* [Directions for this task]
Restate the data word for word. Leave the pictures out.

-------- Extracted data

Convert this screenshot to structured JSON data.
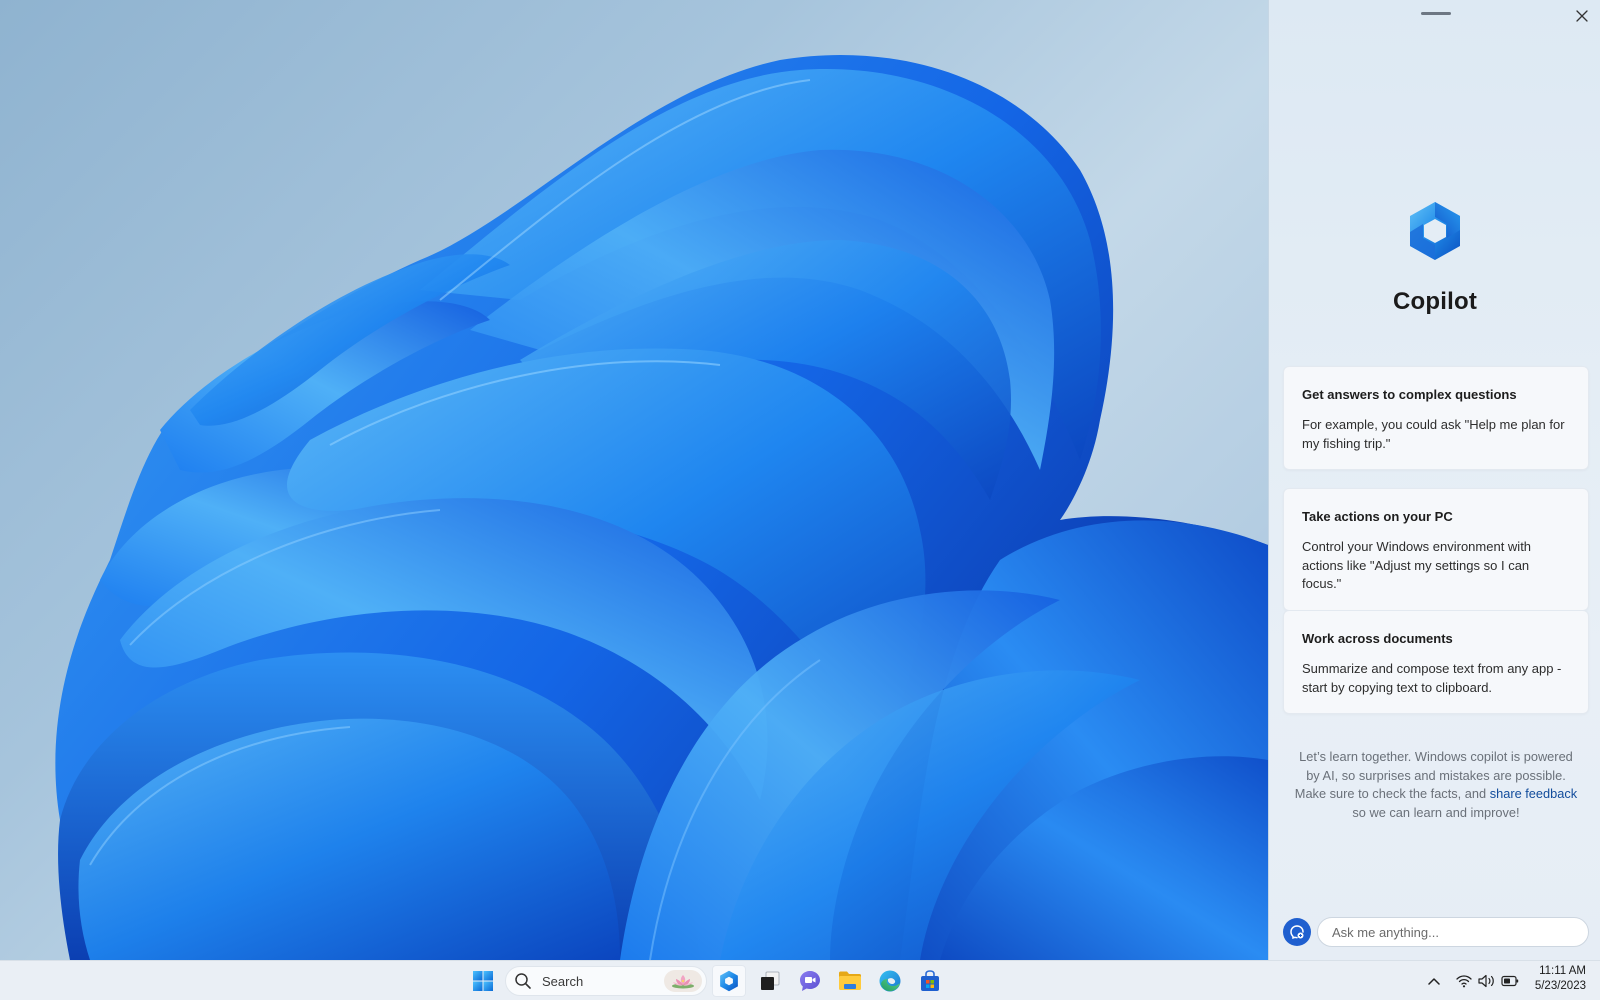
{
  "desktop": {
    "wallpaper": "windows-11-bloom-blue",
    "colors": {
      "bloom_light": "#4fb0f5",
      "bloom_mid": "#1a7ff0",
      "bloom_dark": "#0a3fb8",
      "sky": "#a9c5dc"
    }
  },
  "copilot": {
    "title": "Copilot",
    "drag_handle": "drag-handle",
    "close_icon": "close-icon",
    "logo_icon": "copilot-logo-icon",
    "cards": [
      {
        "title": "Get answers to complex questions",
        "body": "For example, you could ask \"Help me plan for my fishing trip.\""
      },
      {
        "title": "Take actions on your PC",
        "body": "Control your Windows environment with actions like \"Adjust my settings so I can focus.\""
      },
      {
        "title": "Work across documents",
        "body": "Summarize and compose text from any app - start by copying text to clipboard."
      }
    ],
    "disclaimer": {
      "text_before": "Let’s learn together. Windows copilot is powered by AI, so surprises and mistakes are possible. Make sure to check the facts, and ",
      "link_text": "share feedback",
      "text_after": " so we can learn and improve!",
      "link_color": "#124c9c"
    },
    "input": {
      "placeholder": "Ask me anything...",
      "value": ""
    },
    "new_topic_icon": "new-topic-icon",
    "accent": "#1f5fcf"
  },
  "taskbar": {
    "start_icon": "windows-start-icon",
    "search": {
      "label": "Search",
      "icon": "search-icon",
      "highlight_icon": "lotus-icon"
    },
    "apps": [
      {
        "name": "Copilot",
        "icon": "copilot-icon",
        "active": true
      },
      {
        "name": "Task View",
        "icon": "task-view-icon",
        "active": false
      },
      {
        "name": "Teams Chat",
        "icon": "chat-icon",
        "active": false
      },
      {
        "name": "File Explorer",
        "icon": "folder-icon",
        "active": false
      },
      {
        "name": "Microsoft Edge",
        "icon": "edge-icon",
        "active": false
      },
      {
        "name": "Microsoft Store",
        "icon": "store-icon",
        "active": false
      }
    ],
    "tray": {
      "overflow_icon": "chevron-up-icon",
      "wifi_icon": "wifi-icon",
      "volume_icon": "volume-icon",
      "battery_icon": "battery-icon"
    },
    "clock": {
      "time": "11:11 AM",
      "date": "5/23/2023"
    }
  }
}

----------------

* [Exercise solution]
Convert this screenshot to structured JSON data.
{
  "desktop": {
    "wallpaper": "windows-11-bloom-blue",
    "colors": {
      "bloom_light": "#4fb0f5",
      "bloom_mid": "#1a7ff0",
      "bloom_dark": "#0a3fb8",
      "sky": "#a9c5dc"
    }
  },
  "copilot": {
    "title": "Copilot",
    "drag_handle": "drag-handle",
    "close_icon": "close-icon",
    "logo_icon": "copilot-logo-icon",
    "cards": [
      {
        "title": "Get answers to complex questions",
        "body": "For example, you could ask \"Help me plan for my fishing trip.\""
      },
      {
        "title": "Take actions on your PC",
        "body": "Control your Windows environment with actions like \"Adjust my settings so I can focus.\""
      },
      {
        "title": "Work across documents",
        "body": "Summarize and compose text from any app - start by copying text to clipboard."
      }
    ],
    "disclaimer": {
      "text_before": "Let’s learn together. Windows copilot is powered by AI, so surprises and mistakes are possible. Make sure to check the facts, and ",
      "link_text": "share feedback",
      "text_after": " so we can learn and improve!",
      "link_color": "#124c9c"
    },
    "input": {
      "placeholder": "Ask me anything...",
      "value": ""
    },
    "new_topic_icon": "new-topic-icon",
    "accent": "#1f5fcf"
  },
  "taskbar": {
    "start_icon": "windows-start-icon",
    "search": {
      "label": "Search",
      "icon": "search-icon",
      "highlight_icon": "lotus-icon"
    },
    "apps": [
      {
        "name": "Copilot",
        "icon": "copilot-icon",
        "active": true
      },
      {
        "name": "Task View",
        "icon": "task-view-icon",
        "active": false
      },
      {
        "name": "Teams Chat",
        "icon": "chat-icon",
        "active": false
      },
      {
        "name": "File Explorer",
        "icon": "folder-icon",
        "active": false
      },
      {
        "name": "Microsoft Edge",
        "icon": "edge-icon",
        "active": false
      },
      {
        "name": "Microsoft Store",
        "icon": "store-icon",
        "active": false
      }
    ],
    "tray": {
      "overflow_icon": "chevron-up-icon",
      "wifi_icon": "wifi-icon",
      "volume_icon": "volume-icon",
      "battery_icon": "battery-icon"
    },
    "clock": {
      "time": "11:11 AM",
      "date": "5/23/2023"
    }
  }
}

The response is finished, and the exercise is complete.